*Exercise prompt*:
The answer must consist of every line from the data that holds the string "levels".

[Data for review Boundary: Start]

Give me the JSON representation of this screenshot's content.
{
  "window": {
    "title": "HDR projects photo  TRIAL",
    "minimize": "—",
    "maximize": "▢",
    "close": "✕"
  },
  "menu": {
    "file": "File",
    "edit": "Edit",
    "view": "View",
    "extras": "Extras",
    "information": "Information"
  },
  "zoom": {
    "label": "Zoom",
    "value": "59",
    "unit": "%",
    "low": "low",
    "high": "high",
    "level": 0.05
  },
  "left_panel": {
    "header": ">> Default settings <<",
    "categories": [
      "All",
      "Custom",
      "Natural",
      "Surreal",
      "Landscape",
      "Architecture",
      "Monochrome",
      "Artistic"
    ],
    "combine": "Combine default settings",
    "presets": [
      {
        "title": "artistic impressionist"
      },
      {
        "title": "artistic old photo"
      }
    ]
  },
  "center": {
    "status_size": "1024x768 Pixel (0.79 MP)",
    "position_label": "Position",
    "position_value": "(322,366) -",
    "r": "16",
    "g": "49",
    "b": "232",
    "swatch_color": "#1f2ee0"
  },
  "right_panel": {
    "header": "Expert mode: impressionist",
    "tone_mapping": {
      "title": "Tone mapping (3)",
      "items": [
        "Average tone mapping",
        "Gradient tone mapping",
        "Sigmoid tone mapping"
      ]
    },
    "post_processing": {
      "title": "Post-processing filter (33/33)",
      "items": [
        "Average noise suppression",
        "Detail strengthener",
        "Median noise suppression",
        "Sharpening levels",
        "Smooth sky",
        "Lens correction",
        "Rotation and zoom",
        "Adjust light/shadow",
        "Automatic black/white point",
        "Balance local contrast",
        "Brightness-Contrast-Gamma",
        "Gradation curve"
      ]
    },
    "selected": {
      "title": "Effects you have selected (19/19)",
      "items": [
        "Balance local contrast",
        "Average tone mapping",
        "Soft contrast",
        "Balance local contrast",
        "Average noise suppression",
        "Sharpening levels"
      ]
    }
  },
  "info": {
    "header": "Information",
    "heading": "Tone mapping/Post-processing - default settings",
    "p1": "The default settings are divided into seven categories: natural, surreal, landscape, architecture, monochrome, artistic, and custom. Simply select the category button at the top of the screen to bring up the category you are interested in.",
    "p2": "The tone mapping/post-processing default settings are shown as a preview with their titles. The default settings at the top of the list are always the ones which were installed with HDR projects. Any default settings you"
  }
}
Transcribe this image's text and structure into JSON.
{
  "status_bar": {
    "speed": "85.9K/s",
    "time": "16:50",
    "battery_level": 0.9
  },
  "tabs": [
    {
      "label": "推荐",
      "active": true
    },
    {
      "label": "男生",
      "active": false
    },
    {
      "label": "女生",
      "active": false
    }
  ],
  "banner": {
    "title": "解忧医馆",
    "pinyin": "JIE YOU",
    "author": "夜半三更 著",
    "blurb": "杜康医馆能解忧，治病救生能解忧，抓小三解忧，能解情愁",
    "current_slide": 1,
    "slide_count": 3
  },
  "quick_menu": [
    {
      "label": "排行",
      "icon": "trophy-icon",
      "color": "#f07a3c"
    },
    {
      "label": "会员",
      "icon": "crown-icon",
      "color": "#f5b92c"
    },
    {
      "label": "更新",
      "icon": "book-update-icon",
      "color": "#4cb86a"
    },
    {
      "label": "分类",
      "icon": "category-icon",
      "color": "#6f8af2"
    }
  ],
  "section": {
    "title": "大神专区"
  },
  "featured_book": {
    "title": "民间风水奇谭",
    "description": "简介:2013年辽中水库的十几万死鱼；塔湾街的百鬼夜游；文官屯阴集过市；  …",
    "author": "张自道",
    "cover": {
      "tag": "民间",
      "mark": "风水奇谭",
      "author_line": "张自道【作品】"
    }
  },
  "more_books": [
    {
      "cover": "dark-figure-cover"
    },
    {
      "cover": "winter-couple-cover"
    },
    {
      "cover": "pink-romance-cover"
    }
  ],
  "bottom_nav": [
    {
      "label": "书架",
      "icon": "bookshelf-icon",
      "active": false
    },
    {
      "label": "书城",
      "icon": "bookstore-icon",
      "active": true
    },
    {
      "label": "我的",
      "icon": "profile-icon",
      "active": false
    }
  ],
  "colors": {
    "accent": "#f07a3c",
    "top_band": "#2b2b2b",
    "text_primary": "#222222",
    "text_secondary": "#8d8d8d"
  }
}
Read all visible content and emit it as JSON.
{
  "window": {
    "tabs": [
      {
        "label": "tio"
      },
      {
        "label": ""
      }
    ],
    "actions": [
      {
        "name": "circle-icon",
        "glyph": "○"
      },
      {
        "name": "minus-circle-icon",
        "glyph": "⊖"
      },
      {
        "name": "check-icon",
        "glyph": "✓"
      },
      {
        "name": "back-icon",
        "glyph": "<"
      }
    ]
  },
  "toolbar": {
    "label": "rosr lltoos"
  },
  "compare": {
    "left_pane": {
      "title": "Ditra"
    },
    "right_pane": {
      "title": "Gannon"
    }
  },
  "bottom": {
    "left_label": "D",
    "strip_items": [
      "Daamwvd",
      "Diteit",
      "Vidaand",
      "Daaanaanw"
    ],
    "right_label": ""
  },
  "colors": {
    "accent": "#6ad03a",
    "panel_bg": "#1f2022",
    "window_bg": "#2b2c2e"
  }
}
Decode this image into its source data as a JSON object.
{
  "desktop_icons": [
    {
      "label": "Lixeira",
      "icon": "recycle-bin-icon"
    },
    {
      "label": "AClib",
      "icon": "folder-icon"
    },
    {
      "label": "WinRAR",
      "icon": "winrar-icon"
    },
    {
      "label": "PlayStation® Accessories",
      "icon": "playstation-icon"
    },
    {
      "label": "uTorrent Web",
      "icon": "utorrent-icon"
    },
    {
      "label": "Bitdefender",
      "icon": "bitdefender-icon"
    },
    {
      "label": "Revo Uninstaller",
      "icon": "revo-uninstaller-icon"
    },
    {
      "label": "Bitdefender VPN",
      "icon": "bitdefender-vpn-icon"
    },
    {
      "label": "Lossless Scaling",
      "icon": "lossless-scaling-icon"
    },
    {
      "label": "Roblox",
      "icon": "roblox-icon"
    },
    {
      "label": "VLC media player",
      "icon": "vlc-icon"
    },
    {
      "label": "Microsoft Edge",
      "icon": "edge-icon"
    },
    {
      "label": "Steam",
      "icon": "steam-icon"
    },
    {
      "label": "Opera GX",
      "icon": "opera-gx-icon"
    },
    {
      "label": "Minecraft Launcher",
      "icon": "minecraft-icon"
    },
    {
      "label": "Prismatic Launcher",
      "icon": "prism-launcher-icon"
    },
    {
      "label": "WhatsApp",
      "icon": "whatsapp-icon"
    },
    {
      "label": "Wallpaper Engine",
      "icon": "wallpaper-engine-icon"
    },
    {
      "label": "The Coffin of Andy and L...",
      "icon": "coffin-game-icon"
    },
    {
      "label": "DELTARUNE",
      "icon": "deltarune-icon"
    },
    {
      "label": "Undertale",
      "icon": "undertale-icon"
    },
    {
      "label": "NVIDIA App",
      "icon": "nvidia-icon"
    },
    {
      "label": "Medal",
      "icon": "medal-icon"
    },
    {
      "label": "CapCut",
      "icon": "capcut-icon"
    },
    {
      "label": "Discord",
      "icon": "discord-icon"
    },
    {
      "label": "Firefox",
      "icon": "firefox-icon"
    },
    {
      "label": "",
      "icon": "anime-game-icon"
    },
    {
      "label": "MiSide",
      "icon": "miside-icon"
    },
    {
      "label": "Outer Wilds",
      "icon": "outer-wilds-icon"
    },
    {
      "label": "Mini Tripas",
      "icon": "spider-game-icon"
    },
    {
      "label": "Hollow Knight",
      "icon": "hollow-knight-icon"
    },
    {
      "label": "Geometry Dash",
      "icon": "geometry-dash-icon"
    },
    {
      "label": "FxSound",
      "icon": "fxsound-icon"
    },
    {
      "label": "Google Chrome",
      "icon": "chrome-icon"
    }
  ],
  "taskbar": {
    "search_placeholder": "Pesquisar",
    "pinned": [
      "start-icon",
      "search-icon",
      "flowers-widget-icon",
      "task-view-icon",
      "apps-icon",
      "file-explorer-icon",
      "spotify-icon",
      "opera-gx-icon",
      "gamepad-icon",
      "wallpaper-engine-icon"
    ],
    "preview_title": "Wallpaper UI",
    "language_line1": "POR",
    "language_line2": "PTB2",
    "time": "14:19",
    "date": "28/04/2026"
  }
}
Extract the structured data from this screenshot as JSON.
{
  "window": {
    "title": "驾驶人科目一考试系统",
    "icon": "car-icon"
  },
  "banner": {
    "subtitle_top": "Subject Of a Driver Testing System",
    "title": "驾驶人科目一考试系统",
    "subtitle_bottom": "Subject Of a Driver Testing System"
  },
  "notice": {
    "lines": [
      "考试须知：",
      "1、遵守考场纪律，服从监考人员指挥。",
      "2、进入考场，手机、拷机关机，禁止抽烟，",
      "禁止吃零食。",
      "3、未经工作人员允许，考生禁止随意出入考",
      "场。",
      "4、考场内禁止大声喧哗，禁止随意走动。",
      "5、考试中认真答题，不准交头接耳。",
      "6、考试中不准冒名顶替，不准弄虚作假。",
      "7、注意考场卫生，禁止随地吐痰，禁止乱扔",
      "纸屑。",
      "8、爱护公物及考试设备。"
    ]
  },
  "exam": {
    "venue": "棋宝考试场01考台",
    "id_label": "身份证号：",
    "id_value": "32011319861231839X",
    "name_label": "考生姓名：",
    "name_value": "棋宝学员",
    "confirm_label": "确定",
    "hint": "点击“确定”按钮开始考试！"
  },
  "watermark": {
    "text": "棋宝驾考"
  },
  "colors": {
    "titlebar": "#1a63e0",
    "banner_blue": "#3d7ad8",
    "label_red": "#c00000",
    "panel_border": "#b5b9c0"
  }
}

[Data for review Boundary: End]

*Result of this exercise*:
        "Sharpening levels",
        "Sharpening levels"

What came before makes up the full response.